About this exercise:
All lines in the material below that contain "Market" should be located and copied.

Record set:
- Opening Delimiter -
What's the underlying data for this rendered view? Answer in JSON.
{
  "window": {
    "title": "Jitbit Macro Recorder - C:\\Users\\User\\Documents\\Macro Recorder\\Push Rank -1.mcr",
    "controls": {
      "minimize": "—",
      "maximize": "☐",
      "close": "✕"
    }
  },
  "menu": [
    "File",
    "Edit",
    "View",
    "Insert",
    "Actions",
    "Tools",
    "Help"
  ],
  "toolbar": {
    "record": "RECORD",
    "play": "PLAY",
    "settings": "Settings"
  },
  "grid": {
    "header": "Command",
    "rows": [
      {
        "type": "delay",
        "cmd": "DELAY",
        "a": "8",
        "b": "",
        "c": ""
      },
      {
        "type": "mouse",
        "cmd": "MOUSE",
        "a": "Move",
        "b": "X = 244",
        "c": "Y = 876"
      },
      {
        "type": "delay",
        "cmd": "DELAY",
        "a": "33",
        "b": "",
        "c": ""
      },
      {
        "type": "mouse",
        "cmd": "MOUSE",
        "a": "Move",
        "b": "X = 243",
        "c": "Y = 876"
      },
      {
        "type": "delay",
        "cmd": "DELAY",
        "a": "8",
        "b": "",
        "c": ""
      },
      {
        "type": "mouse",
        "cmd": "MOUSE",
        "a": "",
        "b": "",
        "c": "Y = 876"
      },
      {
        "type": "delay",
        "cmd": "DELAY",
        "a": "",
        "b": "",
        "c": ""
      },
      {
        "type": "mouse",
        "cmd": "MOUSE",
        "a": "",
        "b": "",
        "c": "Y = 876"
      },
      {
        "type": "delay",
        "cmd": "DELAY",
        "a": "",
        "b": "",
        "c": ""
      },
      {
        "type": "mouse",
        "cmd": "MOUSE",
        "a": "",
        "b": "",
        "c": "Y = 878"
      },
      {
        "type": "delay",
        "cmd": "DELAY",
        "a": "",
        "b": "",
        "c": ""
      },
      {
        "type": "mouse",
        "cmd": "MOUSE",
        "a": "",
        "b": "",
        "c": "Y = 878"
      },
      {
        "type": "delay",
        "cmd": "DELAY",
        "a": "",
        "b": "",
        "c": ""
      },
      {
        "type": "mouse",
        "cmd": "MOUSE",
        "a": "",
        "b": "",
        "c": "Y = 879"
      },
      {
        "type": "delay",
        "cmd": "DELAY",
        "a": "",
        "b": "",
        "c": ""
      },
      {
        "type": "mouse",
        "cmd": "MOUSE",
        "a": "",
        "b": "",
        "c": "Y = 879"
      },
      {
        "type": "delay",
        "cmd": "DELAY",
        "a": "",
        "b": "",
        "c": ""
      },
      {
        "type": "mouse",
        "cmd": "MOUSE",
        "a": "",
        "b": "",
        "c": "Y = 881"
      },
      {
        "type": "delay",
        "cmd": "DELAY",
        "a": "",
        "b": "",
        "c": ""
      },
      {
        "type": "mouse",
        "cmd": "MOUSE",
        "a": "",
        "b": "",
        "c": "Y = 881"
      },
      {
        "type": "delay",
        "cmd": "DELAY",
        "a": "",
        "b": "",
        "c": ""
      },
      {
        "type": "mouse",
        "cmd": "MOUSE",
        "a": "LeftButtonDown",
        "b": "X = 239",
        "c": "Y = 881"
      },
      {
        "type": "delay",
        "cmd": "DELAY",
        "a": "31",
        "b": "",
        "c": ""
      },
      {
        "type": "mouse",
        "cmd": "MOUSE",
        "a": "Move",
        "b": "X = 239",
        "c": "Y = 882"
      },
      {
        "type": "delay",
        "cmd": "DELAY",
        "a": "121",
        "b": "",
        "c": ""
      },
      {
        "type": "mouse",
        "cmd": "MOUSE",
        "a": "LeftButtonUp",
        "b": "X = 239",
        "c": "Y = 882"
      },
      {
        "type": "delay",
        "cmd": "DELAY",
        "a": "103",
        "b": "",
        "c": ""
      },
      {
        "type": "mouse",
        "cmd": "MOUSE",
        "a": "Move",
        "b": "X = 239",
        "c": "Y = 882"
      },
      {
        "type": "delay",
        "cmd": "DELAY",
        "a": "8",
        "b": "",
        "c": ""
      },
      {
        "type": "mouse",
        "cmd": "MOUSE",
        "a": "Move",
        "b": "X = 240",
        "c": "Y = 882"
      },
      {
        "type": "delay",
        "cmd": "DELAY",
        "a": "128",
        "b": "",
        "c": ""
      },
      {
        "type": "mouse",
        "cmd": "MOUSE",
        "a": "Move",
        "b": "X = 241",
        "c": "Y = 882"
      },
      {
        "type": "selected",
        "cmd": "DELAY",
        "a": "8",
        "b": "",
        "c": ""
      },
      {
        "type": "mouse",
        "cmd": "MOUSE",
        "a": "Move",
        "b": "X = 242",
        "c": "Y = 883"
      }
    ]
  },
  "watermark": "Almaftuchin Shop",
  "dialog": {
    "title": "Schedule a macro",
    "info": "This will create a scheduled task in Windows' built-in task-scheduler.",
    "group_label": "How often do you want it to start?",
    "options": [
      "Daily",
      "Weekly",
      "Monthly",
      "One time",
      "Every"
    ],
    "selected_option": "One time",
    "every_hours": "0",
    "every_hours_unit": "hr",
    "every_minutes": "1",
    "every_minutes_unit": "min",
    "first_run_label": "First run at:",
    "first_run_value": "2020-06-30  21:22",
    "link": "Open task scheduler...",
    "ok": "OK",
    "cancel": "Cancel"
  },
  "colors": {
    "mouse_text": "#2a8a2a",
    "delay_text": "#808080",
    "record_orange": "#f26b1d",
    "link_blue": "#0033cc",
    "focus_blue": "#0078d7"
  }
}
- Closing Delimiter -
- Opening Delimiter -
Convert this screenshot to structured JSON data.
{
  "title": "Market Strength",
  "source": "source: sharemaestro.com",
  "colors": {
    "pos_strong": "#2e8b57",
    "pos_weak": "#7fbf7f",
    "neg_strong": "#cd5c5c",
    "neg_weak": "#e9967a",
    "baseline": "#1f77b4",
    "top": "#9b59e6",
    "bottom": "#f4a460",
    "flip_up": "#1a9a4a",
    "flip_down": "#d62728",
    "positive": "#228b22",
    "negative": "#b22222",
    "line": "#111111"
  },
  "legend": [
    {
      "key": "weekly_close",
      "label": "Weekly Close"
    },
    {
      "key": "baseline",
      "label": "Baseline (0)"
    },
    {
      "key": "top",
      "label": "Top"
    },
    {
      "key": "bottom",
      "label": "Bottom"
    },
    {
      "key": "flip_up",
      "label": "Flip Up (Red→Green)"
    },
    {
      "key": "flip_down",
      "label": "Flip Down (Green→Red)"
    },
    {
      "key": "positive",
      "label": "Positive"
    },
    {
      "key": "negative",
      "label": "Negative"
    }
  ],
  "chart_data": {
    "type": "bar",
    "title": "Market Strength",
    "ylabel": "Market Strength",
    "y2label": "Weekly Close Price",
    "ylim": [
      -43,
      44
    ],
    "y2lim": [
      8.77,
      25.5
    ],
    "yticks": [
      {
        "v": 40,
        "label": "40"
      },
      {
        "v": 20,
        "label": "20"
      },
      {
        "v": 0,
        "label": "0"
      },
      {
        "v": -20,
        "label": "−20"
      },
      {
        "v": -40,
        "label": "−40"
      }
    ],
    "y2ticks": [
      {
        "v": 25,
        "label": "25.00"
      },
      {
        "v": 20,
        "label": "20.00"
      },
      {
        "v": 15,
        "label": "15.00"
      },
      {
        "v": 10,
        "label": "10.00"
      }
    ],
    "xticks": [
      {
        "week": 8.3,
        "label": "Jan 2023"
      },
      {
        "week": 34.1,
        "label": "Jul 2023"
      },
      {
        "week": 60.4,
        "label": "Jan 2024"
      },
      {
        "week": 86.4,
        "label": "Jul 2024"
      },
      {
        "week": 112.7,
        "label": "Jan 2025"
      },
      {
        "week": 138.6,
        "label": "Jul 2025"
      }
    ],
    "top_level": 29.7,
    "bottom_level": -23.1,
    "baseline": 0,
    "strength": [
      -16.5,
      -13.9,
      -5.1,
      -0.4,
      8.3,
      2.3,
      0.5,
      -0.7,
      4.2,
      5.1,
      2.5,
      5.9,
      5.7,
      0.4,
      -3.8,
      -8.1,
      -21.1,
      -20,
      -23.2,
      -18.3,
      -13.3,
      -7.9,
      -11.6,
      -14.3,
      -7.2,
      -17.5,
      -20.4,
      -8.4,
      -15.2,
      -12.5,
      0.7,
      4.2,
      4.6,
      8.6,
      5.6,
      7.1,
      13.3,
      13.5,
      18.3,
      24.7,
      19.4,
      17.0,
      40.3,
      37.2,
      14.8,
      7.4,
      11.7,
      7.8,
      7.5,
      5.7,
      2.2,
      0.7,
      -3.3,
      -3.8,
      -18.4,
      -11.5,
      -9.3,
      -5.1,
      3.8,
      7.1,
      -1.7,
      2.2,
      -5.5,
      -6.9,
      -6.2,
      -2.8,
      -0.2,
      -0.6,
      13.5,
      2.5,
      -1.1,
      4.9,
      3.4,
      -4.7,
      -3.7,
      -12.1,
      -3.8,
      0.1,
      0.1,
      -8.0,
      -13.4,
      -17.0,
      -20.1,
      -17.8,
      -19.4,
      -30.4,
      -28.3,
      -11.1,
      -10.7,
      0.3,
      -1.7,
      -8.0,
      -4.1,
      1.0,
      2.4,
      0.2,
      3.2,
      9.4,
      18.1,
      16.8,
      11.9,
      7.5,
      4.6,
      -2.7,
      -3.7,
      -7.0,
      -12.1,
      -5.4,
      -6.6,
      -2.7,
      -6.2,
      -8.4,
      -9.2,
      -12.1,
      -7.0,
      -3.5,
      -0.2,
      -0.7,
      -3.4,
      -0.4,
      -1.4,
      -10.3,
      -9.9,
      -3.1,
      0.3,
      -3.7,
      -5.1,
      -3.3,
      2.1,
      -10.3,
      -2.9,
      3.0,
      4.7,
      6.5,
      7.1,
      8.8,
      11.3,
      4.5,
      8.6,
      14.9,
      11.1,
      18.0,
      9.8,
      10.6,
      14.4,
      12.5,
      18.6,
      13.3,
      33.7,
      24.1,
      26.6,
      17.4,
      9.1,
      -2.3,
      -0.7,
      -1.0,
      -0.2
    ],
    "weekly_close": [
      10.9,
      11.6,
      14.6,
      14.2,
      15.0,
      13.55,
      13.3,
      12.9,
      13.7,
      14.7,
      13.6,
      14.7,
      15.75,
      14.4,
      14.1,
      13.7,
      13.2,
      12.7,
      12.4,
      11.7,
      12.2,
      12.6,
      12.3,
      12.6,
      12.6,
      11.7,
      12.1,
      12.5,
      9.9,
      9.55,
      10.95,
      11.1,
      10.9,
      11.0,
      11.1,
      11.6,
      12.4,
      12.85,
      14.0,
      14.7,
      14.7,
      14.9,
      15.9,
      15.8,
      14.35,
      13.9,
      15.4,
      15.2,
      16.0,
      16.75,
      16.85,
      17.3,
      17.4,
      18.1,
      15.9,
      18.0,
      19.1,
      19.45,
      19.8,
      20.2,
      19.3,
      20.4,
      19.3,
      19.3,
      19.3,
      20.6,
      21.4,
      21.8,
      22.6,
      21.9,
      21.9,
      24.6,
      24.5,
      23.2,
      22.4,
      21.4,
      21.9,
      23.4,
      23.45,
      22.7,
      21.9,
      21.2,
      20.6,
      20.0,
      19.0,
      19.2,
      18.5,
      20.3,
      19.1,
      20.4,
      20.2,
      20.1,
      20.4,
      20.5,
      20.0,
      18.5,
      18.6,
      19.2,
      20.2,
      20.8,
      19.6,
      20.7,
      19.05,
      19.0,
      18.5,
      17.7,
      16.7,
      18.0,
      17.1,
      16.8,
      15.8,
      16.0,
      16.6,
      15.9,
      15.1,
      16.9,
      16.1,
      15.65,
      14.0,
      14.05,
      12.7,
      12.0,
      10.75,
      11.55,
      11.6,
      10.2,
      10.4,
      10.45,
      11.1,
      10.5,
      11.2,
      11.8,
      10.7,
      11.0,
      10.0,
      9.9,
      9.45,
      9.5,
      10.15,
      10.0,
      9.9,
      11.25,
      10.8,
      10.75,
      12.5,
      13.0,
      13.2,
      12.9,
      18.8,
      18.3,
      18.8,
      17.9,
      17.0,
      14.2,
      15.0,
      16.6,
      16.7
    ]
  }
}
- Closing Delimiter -
Written response:
  "title": "Market Strength",
    "title": "Market Strength",
    "ylabel": "Market Strength",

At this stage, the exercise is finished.